Deadly carbon monoxide gas can rapidly accumulate from any enclosed fuel-burning source.
What is carbon monoxide?
Carbon monoxide is a colorless, odorless, and tasteless gas which is highly poisonous. The chemical formula for carbon monoxide is CO, one molecule of carbon and one molecule of oxygen. Under high pressure, it becomes a liquid. It is produced by the incomplete burning of natural gas, gasoline, liquefied petroleum gas, oil, diesel fuel, kerosene, coal, charcoal, or wood. It can be released from wildfires. Appliances that use these fuels may also produce carbon monoxide. How might I be exposed to carbon monoxide?
Running motor vehicles and tobacco smoke also produce carbon monoxide. Other sources of carbon monoxide include unvented kerosene and gas space heaters; leaking chimneys and furnaces; gas stoves; back-drafting from furnaces, gas water heaters, wood stoves, and fireplaces; and automobile exhaust, especially in closed garages.
Carbon monoxide is used to separate metals from their ores and make other chemicals, including phosgene. It is used in blast furnaces.
The most common source of carbon monoxide exposure is motor vehicle exhaust. You can be exposed to carbon monoxide at home if your appliances that burn fuel are not operating correctly, if your appliances are not vented, or if your chimneys, vents, and flues are blocked or damaged. How can carbon monoxide affect my health?
You can be exposed if you leave your car running in a garage, use stoves or clothes dryers for heating your home, or breathe tobacco smoke. Exposure to carbon monoxide can come from burning charcoal or using portable fuel-burning camping equipment inside your home, garage, vehicle, or tent. Exposure can also come from using gasoline-powered tools and engines indoors.

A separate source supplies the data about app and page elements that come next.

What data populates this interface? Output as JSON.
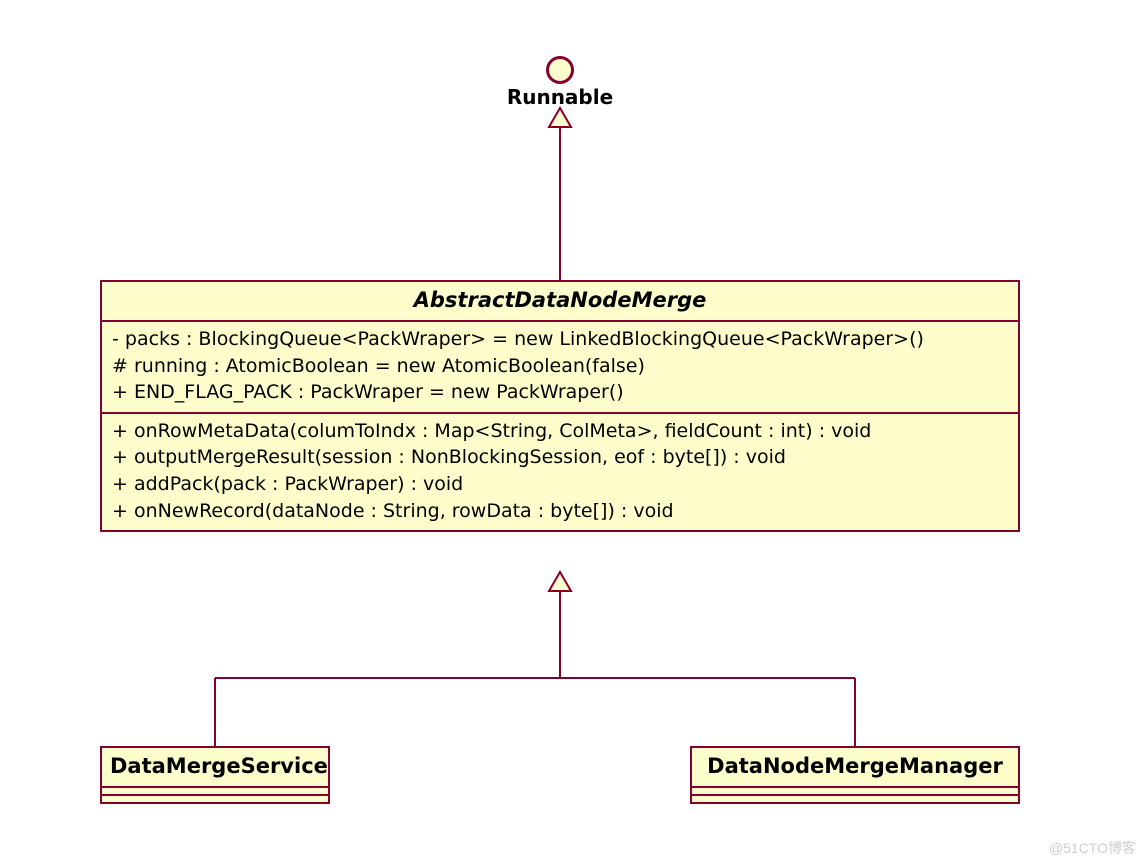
{
  "interface": {
    "name": "Runnable"
  },
  "abstractClass": {
    "name": "AbstractDataNodeMerge",
    "attributes": [
      "- packs : BlockingQueue<PackWraper> = new LinkedBlockingQueue<PackWraper>()",
      "# running : AtomicBoolean = new AtomicBoolean(false)",
      "+ END_FLAG_PACK : PackWraper = new PackWraper()"
    ],
    "operations": [
      "+ onRowMetaData(columToIndx : Map<String, ColMeta>, fieldCount : int) : void",
      "+ outputMergeResult(session : NonBlockingSession, eof : byte[]) : void",
      "+ addPack(pack : PackWraper) : void",
      "+ onNewRecord(dataNode : String, rowData : byte[]) : void"
    ]
  },
  "subclasses": {
    "left": {
      "name": "DataMergeService"
    },
    "right": {
      "name": "DataNodeMergeManager"
    }
  },
  "watermark": "@51CTO博客"
}
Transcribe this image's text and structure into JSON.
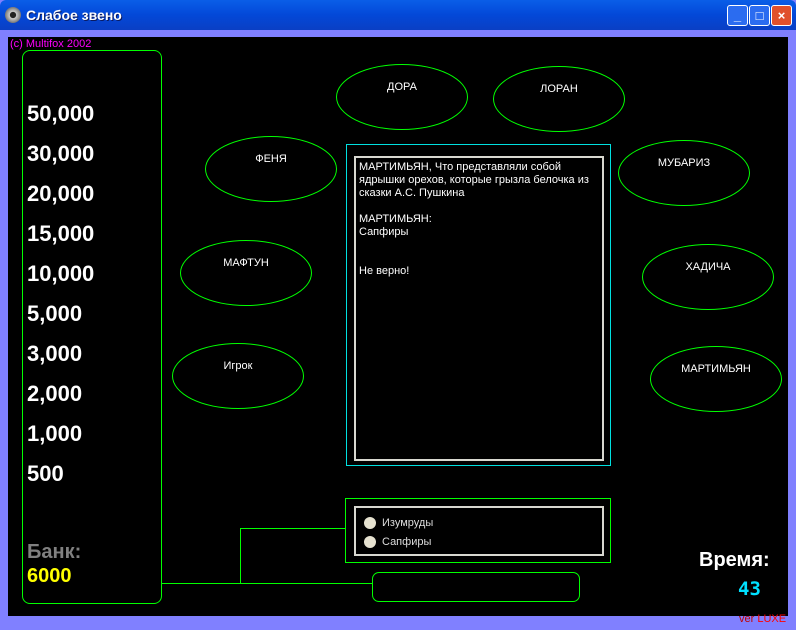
{
  "window": {
    "title": "Слабое звено"
  },
  "copyright": "(c) Multifox 2002",
  "money_ladder": [
    "50,000",
    "30,000",
    "20,000",
    "15,000",
    "10,000",
    "5,000",
    "3,000",
    "2,000",
    "1,000",
    "500"
  ],
  "bank": {
    "label": "Банк:",
    "value": "6000"
  },
  "players": [
    "ДОРА",
    "ЛОРАН",
    "ФЕНЯ",
    "МУБАРИЗ",
    "МАФТУН",
    "ХАДИЧА",
    "Игрок",
    "МАРТИМЬЯН"
  ],
  "question_log": "МАРТИМЬЯН, Что представляли собой ядрышки орехов, которые грызла белочка из сказки А.С. Пушкина\n\nМАРТИМЬЯН:\nСапфиры\n\n\nНе верно!",
  "options": [
    "Изумруды",
    "Сапфиры"
  ],
  "timer": {
    "label": "Время:",
    "value": "43"
  },
  "version": {
    "prefix": "ver ",
    "name": "LUXE"
  }
}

You can be exposed to carbon monoxide at work if you operate gasoline-powered machinery or vehicles in an enclosed space. You can also be exposed if you are a firefighter, traffic police officer, coal miner, toll booth operator, or transportation mechanic, and if you work with blast furnaces, smelters, coke ovens, or processes that use carbon monoxide.
Exposure to very high concentrations of carbon monoxide can cause convulsions, coma, and death through carbon monoxide poisoning. Exposure to high levels can cause impaired vision and coordination, unconsciousness, headaches, dizziness, confusion, vomiting, muscle weakness, and nausea.
If you are pregnant, exposure to carbon monoxide may cause miscarriage or increase the risk of damage to a developing fetus; it may also result in babies with low birth weights and nervous system damage. Carbon monoxide poisoning can occur sooner in young children; pregnant women; elderly people; people with anemia, lung disease, or heart disease; people at high altitudes; or people who smoke cigarettes.
Exposure to low levels of carbon monoxide can cause fatigue, chest pain, shortness of breath, memory loss, skin lesions, sweating, and flu-like symptoms. In the long term, exposure to low levels can cause heart disease and damage to the nervous system. Skin contact with liquid carbon monoxide in the workplace can cause frostbite.
If you think you have been exposed to carbon monoxide, contact your health care professional.
For poisoning emergencies or questions about possible poisons, please contact your local poison control center at 1-800-222-1222.
This description is based on the information found in the Web links listed with this topic.
Web Links from MedlinePlus (National Library of Medicine)
Carbon Monoxide Poisoning
Carbon Monoxide (CO) Pollution in Outdoor Air (Environmental Protection Agency)
Carbon Monoxide Information Center (Consumer Product Safety Commission)
Carbon Monoxide Poisoning (Occupational Safety and Health Administration) (PDF — 67 KB)
Carbon Monoxide Poisoning (Centers for Disease Control and Prevention)
Carbon Monoxide. Haz-Map (National Library of Medicine)
Carbon Monoxide. Hazardous Substances Data Bank (National Library of Medicine)
Carbon Monoxide. ToxFAQs (Agency for Toxic Substances and Disease Registry)
Last Updated: October 26, 2016